There are many descriptions of the ideal state of mind for being creative. What is it like for you? What supports this ideal state of mind and what are distractions? Are there strategies to enter into this state more easily?

Playfulness is key for me. Practicing, staying curious, trying new things. For me, it looks like hiding my phone and shutting a door. Having good snacks around, staying hydrated, allowing myself to be non-judgmental and to create for the joy of it, without the pressure or intention of sharing it. What I’m making is about the process of uncovering and discovering and I try to keep it that simple.

Some strategies include, going for a walk, eating a lot of chocolate, just doing whatever my body wants me to do, then I come back to whatever I was doing and play around.

Music and sounds can heal, but they can also hurt. Do you personally have experiences with either or both of these? Where do you personally see the biggest need and potential for music as a tool for healing?

I think making music has always been about healing and reconnecting for me. Playing and deeply grooving with others, especially with other women and people outside the binary has been healing and grounding in my life. There’s a lot of wisdom in that exchange.  

There is a fine line between cultural exchange and appropriation. What are your thoughts on the limits of copying, using cultural signs and symbols and the cultural/social/gender specificity of art?

It’s gross when privileged people get notoriety, credit, and (even more) capital when they borrowed the culture and symbols of another. And this happens because we live within a hierarchy that still dishes out rewards (however subtle or blatant) based on a foundation of colonial-capitalist exploitation. Cultural appropriation happens when the person or entity doing it is doing so from a position of power.

In the US, we are living on stolen land. It’s a fact, and yet not everyone can admit that. The US has never rolled out any formal plans for reparations when our country, economy and it’s culture has been built by enslaved people, whose rights were dissolved within a system that threatens them in an on-going, ugly power cycle that’s still churning and burning today.

So this is what this question gets me to think about. It’s not a question about borrowing symbols so much as it’s about inequitable power structures being evaded. It’s about us repressing our ancestral trauma instead of actively trying to heal and learn from it.

Human beings need to exchange and grow together and culture is an ever-evolving collective project. The crime is the fact that racism, sexism and homophobia still fester, passed down through systems of white supremacy and oppression that haven’t been dealt with and at a personal and then communal level.

Our sense of hearing shares intriguing connections to other senses. From your experience, what are some of the most inspiring overlaps between different senses - and what do they tell us about the way our senses work?

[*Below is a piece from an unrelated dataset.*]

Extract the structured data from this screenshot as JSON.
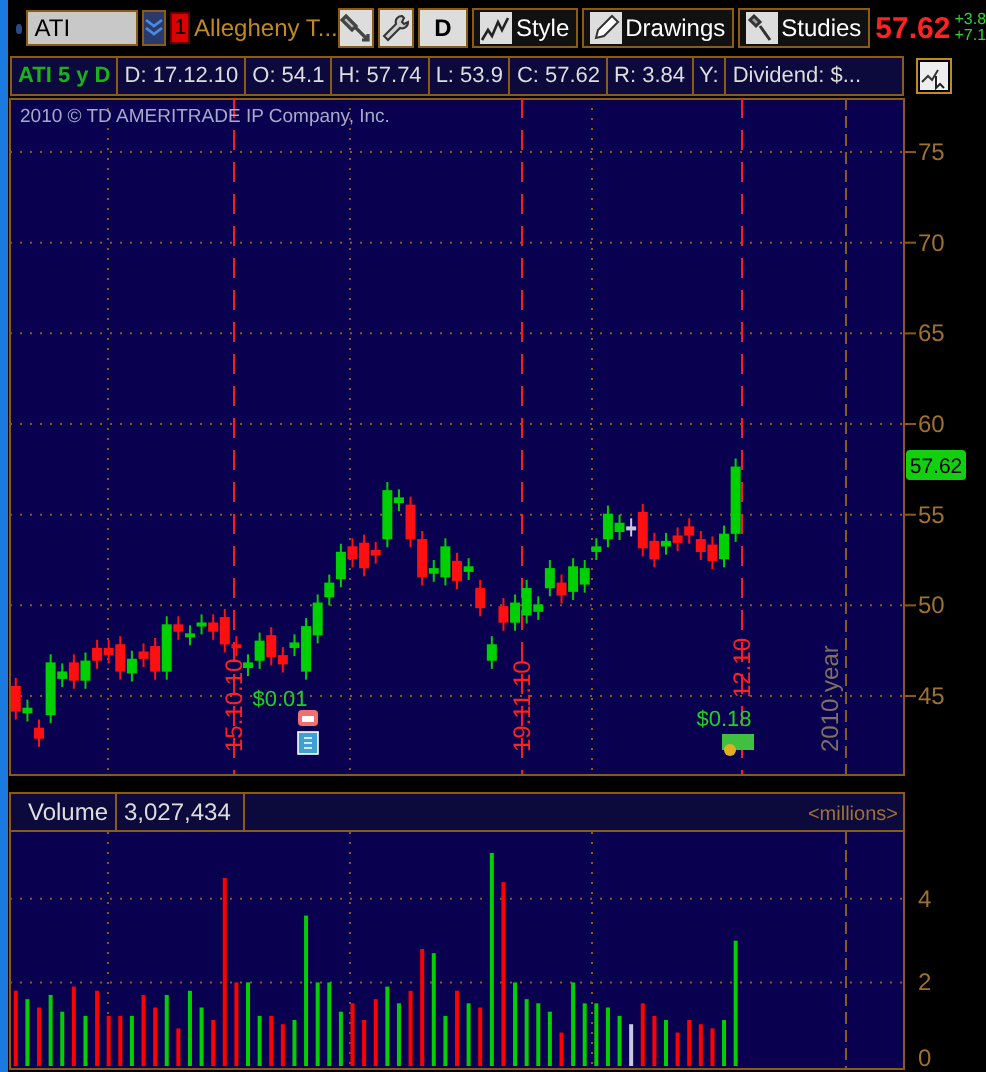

When I was a kid I used to automatically connect a flavor to a sound. For example when I heard Ella Fitzgerald, I’d taste vanilla frosting. It was immediate and part of the way I experienced the sound.

That doesn’t happen to me so much anymore but I definitely still feel the overlap between senses. My photograph songs are an example of this. I definitely see, taste, feel and sense things when I’m listening to or making music and vice versa. I like to score podcasts and film for this reason. Or write anything based on a prompt from the other senses.

Art can be a purpose in its own right, but it can also directly feed back into everyday life, take on a social and political role and lead to more engagement. Can you describe your approach to art and being an artist?

I guess my approach to art is my approach to being a person. Right now it’s to live more and more freely and give less fucks where less fucks should be given. (i.e. what people think, social media, being in the endless hamster wheel of perceived productivity.) Also to demand more fucks where more fucks are needed (i.e. BLM, climate crises, LGBTQIA+ Indigenous and women’s rights, Immigrant rights.)

And to be present with myself and others. Allow myself space to be curious.  

What can music express about life and death which words alone may not?

It’s all fleeting, all the time, here and gone. Dive in with your whole heart.